## PROBLEM DESCRIPTION
Filter the listing for lines containing "content".

## RECORDS SHOWN
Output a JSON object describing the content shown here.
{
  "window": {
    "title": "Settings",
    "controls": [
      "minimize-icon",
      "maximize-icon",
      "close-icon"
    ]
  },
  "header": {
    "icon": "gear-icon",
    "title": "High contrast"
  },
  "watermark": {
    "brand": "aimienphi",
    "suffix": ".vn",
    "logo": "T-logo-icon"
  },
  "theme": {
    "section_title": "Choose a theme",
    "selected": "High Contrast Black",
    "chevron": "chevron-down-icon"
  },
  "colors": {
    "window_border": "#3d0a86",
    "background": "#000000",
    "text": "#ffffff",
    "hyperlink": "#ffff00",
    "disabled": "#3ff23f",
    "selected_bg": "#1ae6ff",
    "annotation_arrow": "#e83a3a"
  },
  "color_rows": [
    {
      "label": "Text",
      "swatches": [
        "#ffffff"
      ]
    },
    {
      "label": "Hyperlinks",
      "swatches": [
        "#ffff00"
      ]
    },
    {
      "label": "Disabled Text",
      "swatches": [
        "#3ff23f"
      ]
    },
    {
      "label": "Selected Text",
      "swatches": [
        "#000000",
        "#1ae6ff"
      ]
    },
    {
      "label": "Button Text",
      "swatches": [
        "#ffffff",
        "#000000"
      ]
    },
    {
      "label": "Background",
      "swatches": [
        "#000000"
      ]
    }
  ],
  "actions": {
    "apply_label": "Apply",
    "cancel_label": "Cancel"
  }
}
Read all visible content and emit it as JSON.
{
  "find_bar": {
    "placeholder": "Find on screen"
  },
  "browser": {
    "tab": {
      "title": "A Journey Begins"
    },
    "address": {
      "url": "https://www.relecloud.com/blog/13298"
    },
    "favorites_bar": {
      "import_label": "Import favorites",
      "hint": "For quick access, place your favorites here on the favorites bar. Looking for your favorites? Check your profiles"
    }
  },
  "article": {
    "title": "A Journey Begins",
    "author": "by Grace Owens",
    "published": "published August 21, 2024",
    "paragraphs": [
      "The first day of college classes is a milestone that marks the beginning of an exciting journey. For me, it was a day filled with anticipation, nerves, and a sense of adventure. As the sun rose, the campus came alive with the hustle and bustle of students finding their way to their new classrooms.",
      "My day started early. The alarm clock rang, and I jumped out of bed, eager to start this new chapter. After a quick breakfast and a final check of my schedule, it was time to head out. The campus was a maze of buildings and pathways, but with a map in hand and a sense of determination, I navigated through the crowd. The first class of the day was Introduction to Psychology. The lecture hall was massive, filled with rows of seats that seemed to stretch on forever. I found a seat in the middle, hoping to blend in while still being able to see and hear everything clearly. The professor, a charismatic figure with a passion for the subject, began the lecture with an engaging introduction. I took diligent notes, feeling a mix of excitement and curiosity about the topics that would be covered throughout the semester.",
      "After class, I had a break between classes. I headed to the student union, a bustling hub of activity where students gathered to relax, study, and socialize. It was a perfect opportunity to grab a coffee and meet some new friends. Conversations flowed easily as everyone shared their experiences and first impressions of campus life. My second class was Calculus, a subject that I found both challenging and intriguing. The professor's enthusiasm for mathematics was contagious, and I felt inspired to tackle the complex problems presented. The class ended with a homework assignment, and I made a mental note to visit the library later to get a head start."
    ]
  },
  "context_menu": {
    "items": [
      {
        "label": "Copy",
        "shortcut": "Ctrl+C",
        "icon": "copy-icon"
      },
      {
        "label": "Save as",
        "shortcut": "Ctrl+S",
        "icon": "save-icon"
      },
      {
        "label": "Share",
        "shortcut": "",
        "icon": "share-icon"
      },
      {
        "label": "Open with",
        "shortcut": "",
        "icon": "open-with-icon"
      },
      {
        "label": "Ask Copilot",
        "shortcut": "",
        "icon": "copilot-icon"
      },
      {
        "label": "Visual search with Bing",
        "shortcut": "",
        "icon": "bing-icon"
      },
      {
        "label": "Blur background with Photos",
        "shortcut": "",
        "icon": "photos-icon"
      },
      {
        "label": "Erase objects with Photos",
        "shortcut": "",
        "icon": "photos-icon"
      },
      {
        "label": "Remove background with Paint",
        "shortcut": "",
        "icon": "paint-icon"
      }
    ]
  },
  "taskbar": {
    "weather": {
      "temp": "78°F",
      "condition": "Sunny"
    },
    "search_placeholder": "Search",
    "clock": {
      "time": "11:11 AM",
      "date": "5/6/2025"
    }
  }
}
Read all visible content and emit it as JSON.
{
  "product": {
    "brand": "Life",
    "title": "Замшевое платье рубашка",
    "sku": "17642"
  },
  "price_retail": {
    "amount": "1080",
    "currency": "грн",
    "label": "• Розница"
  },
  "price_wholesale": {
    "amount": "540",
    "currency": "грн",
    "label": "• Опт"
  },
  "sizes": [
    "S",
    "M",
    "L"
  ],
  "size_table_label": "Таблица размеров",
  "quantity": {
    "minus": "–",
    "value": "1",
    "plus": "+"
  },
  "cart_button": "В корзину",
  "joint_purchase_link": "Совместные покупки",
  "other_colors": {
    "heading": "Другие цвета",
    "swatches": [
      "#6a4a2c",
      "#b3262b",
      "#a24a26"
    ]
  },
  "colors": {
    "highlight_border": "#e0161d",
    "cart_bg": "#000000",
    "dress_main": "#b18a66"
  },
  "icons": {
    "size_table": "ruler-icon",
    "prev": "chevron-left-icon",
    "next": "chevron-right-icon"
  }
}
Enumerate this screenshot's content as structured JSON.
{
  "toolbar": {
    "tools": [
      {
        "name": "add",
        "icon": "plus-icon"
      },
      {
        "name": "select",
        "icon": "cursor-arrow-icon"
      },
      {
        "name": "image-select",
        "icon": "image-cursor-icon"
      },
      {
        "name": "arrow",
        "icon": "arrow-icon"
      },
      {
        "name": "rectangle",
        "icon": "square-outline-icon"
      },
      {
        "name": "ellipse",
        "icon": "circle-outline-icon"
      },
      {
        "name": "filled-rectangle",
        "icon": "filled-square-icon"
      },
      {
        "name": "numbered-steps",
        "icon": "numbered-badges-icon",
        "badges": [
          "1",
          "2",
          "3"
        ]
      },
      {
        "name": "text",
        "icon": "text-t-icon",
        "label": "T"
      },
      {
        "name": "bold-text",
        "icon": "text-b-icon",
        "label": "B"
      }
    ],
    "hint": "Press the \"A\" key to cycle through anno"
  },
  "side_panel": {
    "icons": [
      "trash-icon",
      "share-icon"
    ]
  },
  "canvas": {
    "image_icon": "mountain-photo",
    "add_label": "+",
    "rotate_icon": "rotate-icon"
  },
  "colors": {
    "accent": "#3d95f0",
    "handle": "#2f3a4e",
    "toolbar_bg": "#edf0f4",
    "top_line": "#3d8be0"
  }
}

## WORKED SOLUTION
Output a JSON object describing the content shown here.
Read all visible content and emit it as JSON.
Read all visible content and emit it as JSON.
Enumerate this screenshot's content as structured JSON.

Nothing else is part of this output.